The Week in Politics: Don’t cry for me, Westminster

The truth is, Ken Livingstone never really left you.

We thought, after his 2008 defeat, it was all over for the man once known as Red Ken. How wrong we were. The man who has shown us the true inner beauty of newts and turned himself into the bane of the Labour party gave us another flash of his bizarrely compelling personality this week. His manly show of emotion proved too much as he watched a video of 'ordinary Londoners' telling him what a great candidate he is. In utterly weird scenes, Ed Miliband gave him a comforting pat on the back. It was, without doubt, the highlight of the week. Even if the Tories did subsequently claim those 'ordinary Londoners' were, actually, actors.

Yes, Ken was once the focus of Labour's mayoral troubles. But not this week, as it emerged that the party might have to prevent MPs from resigning to fight elections later this year. This is, unsurprisingly, not meeting with the wholehearted approval of Labour MPs like Liam Byrne and Tony Lloyd. As Boris once found before he embarked on his City Hall journey, being the leader of a major city is much more fun than being an opposition backbencher.

Journeys through London were themselves a topic of controversy this week, thanks to controversy erupting over some anti-gay bus adverts blocked by Boris. Those seeking the "reorientation" of homosexuals had been trying to rebut a Stonewall campaign telling homophobes to "get over it!" Their response, insensitively judged, was quickly knocked back by Boris. Ken, of course, said he should have taken this step even sooner.

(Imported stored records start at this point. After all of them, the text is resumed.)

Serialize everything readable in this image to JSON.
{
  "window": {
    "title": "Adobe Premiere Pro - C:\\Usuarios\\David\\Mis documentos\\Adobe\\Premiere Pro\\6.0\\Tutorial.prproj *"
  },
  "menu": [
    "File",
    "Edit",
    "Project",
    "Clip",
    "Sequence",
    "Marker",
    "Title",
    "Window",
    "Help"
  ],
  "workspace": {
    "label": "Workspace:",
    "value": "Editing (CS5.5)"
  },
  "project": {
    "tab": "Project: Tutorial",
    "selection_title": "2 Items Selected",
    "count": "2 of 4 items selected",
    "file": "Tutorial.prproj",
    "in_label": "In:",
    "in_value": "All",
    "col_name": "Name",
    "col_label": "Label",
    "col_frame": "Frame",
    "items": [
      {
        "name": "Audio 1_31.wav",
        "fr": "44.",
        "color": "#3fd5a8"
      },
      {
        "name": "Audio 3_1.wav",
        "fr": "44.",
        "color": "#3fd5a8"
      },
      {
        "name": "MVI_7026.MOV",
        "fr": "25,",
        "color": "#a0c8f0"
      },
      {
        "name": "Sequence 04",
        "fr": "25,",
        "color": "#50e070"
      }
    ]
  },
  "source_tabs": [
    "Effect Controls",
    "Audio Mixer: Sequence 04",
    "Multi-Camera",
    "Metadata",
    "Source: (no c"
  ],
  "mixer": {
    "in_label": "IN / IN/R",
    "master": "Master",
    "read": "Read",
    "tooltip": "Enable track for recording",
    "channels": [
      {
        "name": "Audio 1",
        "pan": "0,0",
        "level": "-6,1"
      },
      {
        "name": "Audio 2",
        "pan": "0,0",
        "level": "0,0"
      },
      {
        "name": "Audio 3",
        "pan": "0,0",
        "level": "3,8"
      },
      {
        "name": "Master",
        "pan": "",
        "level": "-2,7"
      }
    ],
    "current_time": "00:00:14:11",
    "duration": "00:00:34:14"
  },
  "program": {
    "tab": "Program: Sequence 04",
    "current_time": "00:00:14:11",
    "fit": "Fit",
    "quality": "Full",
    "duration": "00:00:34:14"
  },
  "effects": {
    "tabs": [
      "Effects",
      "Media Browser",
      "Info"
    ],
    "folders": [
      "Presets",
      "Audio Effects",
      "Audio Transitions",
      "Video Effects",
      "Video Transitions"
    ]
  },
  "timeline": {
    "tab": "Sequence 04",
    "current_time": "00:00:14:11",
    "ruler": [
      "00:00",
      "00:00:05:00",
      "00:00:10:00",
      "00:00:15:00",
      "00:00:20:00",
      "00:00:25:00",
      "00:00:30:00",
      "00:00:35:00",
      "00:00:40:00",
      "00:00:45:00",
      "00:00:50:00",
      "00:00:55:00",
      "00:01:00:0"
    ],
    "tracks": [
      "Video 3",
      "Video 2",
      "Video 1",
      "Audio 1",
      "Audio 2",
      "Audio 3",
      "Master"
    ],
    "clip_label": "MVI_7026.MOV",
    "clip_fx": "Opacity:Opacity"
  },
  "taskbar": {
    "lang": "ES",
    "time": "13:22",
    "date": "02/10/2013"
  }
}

The usual coalition bickerings have continued. In more bad news for George Osborne, plans to cap tax relief on donations contained in March's Budget hit the headlines this week. Nick Clegg got into some hot water over the snooping row. A damning report criticised the Metropolitan police for their involvement in the phone-hacking scandal. Business as usual, then.

Away from the turmoil of life in Westminster, David Cameron spent the week working his way through a tour of southeast Asia. He definitely tops the list of Sights We Thought We'd Never See for his meeting with the Burmese president, Thein Sein. Such is the degree of progress in Burma that he was even able to hold a press conference with Aung San Suu Kyi, an extraordinary sight. The main purpose of the trip, though, was business: Malaysia, Indonesia and Japan were all heavily courted by No 10's delegation. Downing Street had to be a little more circumspect in Burma, where sanctions still apply. The ten or so business figures who accompanied the PM were just "tourists", No 10 insisted.